● **ASSIGNED TASK**
All records are to be restated word for word, with pictures excluded.

● **INPUT**
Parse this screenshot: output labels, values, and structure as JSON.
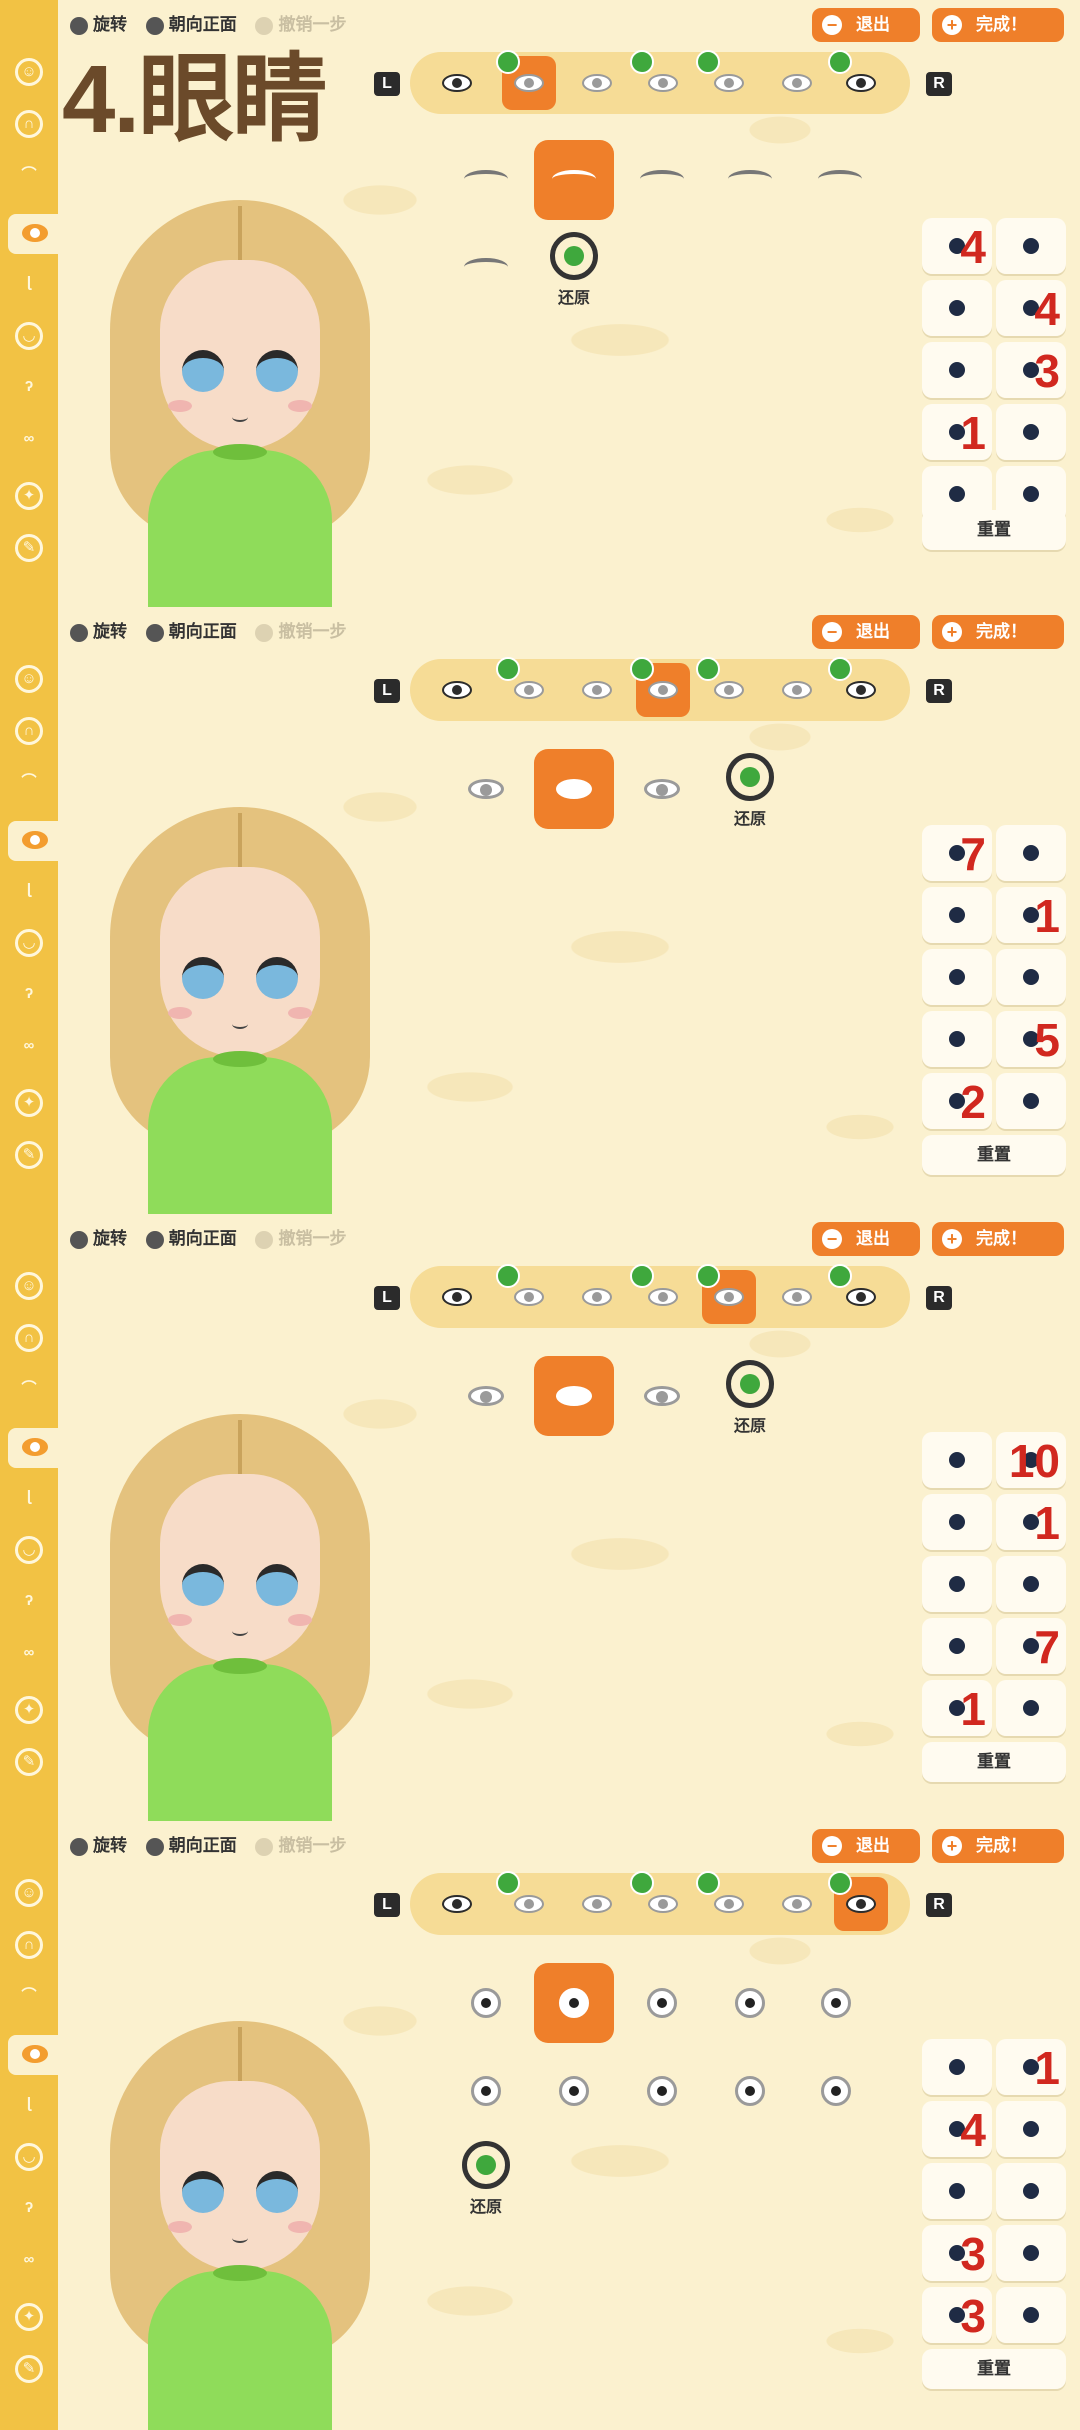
{
  "toolbar": {
    "rotate_label": "旋转",
    "face_front_label": "朝向正面",
    "undo_label": "撤销一步",
    "exit_label": "退出",
    "done_label": "完成！"
  },
  "title": "4.眼睛",
  "left_bumper": "L",
  "right_bumper": "R",
  "restore_label": "还原",
  "reset_label": "重置",
  "panels": [
    {
      "selected_tab": 1,
      "selected_option": 1,
      "adjust_numbers": [
        "4",
        "",
        "",
        "4",
        "",
        "3",
        "1",
        "",
        "",
        ""
      ]
    },
    {
      "selected_tab": 4,
      "selected_option": 1,
      "adjust_numbers": [
        "7",
        "",
        "",
        "1",
        "",
        "",
        "",
        "5",
        "2",
        ""
      ]
    },
    {
      "selected_tab": 5,
      "selected_option": 1,
      "adjust_numbers": [
        "",
        "10",
        "",
        "1",
        "",
        "",
        "",
        "7",
        "1",
        ""
      ]
    },
    {
      "selected_tab": 9,
      "selected_option": 1,
      "adjust_numbers": [
        "",
        "1",
        "4",
        "",
        "",
        "",
        "3",
        "",
        "3",
        ""
      ]
    }
  ],
  "icons": {
    "exit_icon": "minus-circle-icon",
    "done_icon": "plus-circle-icon",
    "restore_icon": "restore-icon",
    "tab_icon": "eye-icon"
  },
  "colors": {
    "accent": "#ef7f2a",
    "sidebar": "#f2c244",
    "background": "#fbf1cf",
    "number": "#d1281f"
  }
}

● **ANSWER FOR THIS EXERCISE**
Parse this screenshot: output labels, values, and structure as JSON.
{
  "toolbar": {
    "rotate_label": "旋转",
    "face_front_label": "朝向正面",
    "undo_label": "撤销一步",
    "exit_label": "退出",
    "done_label": "完成！"
  },
  "title": "4.眼睛",
  "left_bumper": "L",
  "right_bumper": "R",
  "restore_label": "还原",
  "reset_label": "重置",
  "panels": [
    {
      "selected_tab": 1,
      "selected_option": 1,
      "adjust_numbers": [
        "4",
        "",
        "",
        "4",
        "",
        "3",
        "1",
        "",
        "",
        ""
      ]
    },
    {
      "selected_tab": 4,
      "selected_option": 1,
      "adjust_numbers": [
        "7",
        "",
        "",
        "1",
        "",
        "",
        "",
        "5",
        "2",
        ""
      ]
    },
    {
      "selected_tab": 5,
      "selected_option": 1,
      "adjust_numbers": [
        "",
        "10",
        "",
        "1",
        "",
        "",
        "",
        "7",
        "1",
        ""
      ]
    },
    {
      "selected_tab": 9,
      "selected_option": 1,
      "adjust_numbers": [
        "",
        "1",
        "4",
        "",
        "",
        "",
        "3",
        "",
        "3",
        ""
      ]
    }
  ],
  "icons": {
    "exit_icon": "minus-circle-icon",
    "done_icon": "plus-circle-icon",
    "restore_icon": "restore-icon",
    "tab_icon": "eye-icon"
  },
  "colors": {
    "accent": "#ef7f2a",
    "sidebar": "#f2c244",
    "background": "#fbf1cf",
    "number": "#d1281f"
  }
}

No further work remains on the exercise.